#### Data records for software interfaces
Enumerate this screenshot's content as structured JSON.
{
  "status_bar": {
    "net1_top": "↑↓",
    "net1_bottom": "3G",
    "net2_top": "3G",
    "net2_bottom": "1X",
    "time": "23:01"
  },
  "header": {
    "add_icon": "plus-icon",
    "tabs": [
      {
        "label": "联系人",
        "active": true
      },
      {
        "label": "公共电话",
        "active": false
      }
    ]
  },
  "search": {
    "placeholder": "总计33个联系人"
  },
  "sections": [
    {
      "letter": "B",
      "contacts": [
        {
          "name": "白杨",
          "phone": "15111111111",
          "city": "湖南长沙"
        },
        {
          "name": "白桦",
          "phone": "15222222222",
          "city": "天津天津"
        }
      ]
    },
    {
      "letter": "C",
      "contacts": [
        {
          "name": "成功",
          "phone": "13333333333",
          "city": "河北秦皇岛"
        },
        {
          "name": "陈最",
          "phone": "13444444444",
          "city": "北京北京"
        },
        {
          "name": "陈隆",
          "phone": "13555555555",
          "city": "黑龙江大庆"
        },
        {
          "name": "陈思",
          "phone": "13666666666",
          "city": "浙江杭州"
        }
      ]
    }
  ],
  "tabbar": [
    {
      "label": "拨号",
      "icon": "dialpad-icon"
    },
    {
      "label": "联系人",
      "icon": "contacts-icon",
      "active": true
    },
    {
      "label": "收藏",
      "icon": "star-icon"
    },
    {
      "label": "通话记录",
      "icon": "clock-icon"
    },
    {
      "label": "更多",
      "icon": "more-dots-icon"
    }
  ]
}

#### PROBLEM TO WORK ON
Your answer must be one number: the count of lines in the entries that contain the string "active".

#### ANSWER SECTION
3